ASSIGNMENT →
Read the entries below and pull out each line with the string "structured".

[Web page and app entries]
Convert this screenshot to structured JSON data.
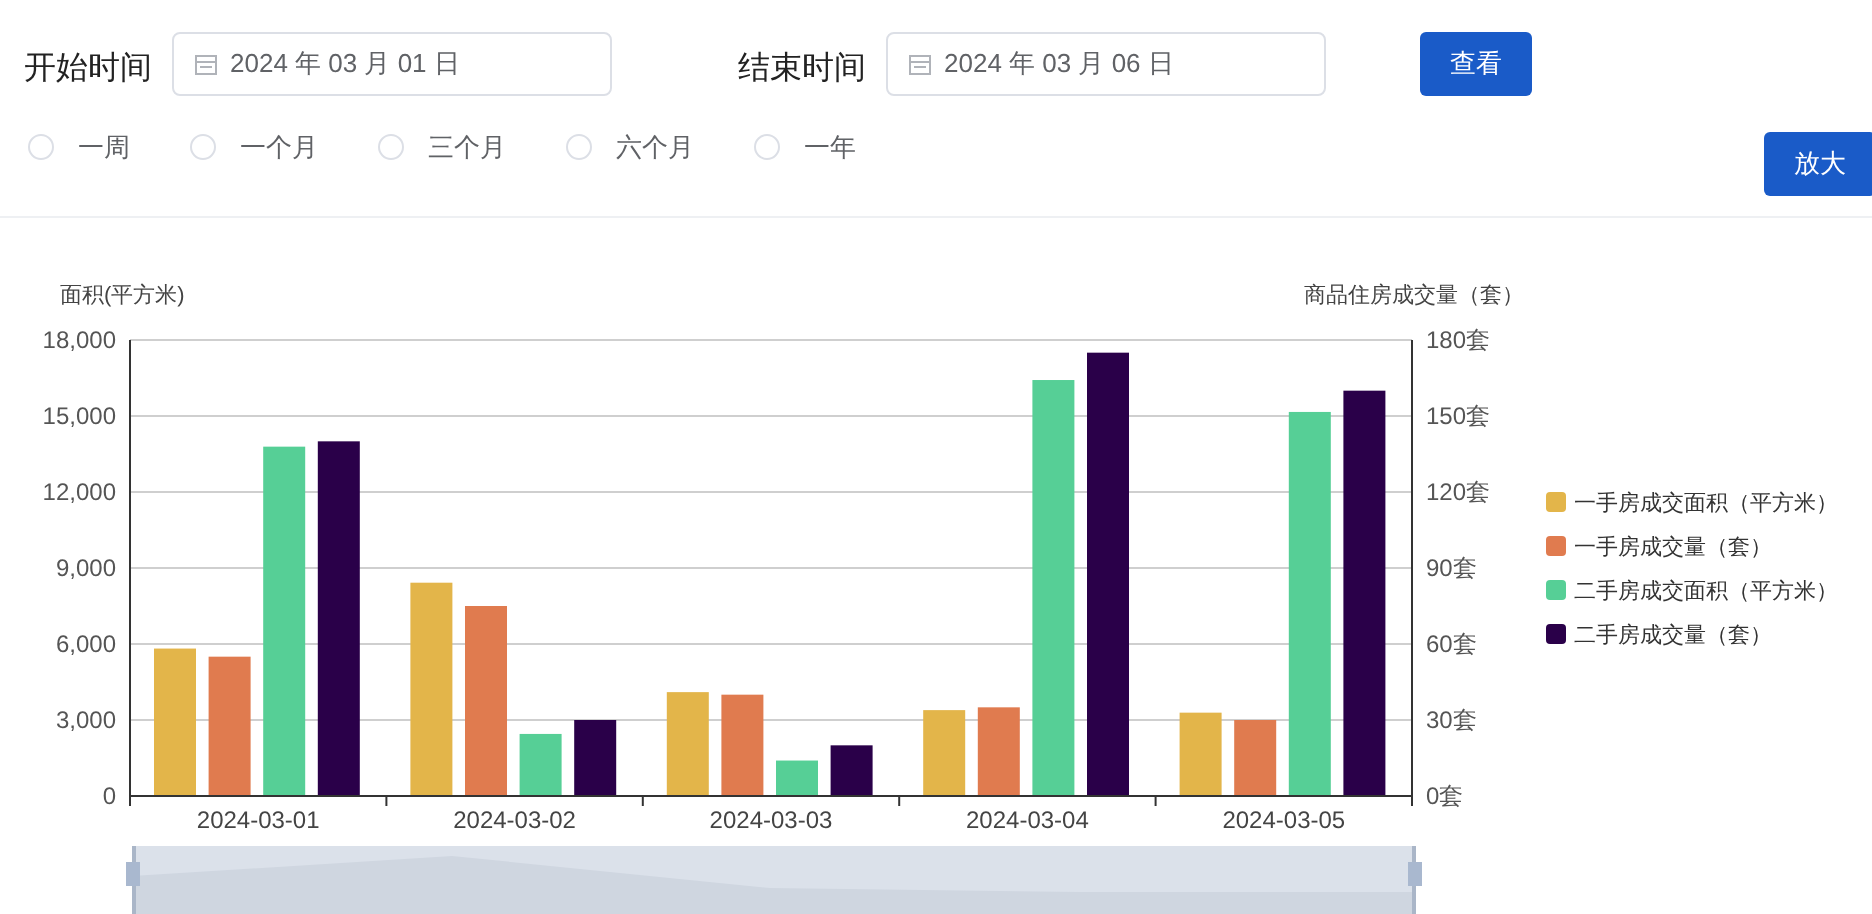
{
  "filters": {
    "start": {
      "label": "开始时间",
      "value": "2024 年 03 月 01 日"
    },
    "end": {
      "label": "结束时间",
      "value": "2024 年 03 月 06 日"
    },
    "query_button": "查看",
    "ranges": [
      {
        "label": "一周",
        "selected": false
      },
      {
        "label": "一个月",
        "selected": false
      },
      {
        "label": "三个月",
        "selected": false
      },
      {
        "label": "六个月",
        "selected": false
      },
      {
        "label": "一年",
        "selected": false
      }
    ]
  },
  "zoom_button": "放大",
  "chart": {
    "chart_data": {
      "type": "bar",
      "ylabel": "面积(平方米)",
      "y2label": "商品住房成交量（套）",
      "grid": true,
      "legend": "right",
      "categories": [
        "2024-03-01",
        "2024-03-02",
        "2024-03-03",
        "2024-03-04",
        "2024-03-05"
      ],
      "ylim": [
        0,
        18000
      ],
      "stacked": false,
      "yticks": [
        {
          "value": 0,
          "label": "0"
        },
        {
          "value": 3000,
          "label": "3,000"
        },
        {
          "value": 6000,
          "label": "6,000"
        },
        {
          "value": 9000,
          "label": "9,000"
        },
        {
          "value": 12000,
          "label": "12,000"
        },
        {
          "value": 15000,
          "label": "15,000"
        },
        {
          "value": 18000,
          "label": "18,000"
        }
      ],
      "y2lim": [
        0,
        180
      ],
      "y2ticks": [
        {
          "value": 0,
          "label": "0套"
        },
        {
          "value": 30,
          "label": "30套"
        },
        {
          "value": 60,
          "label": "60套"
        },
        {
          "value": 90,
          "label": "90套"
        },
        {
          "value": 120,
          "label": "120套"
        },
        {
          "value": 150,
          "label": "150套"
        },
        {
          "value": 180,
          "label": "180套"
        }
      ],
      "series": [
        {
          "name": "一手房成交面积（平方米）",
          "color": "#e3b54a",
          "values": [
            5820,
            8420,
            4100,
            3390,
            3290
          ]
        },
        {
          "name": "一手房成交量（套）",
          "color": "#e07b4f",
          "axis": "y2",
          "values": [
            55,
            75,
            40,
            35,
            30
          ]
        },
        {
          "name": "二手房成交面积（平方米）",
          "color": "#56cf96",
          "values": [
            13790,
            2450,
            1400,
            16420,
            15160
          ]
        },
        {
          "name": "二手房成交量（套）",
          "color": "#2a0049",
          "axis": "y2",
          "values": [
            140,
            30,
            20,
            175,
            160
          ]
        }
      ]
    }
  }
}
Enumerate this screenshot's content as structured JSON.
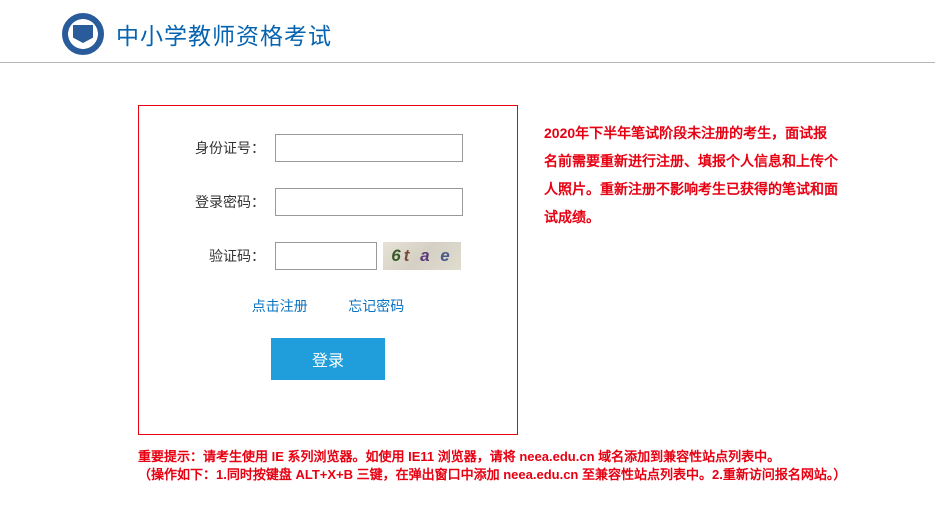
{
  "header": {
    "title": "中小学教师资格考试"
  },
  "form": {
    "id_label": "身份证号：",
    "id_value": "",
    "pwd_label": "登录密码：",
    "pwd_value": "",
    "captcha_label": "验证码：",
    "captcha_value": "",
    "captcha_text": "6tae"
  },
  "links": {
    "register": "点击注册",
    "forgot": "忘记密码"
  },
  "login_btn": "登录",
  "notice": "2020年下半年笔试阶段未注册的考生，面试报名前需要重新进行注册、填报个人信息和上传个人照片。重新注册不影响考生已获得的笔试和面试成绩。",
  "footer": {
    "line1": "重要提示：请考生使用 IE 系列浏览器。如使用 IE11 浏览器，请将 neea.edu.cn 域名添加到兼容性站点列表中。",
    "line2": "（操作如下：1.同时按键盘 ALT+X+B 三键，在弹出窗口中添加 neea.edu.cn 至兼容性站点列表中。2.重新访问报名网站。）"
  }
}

TASK OUTPUT →
Convert this screenshot to structured JSON data.
Enumerate this screenshot's content as structured JSON.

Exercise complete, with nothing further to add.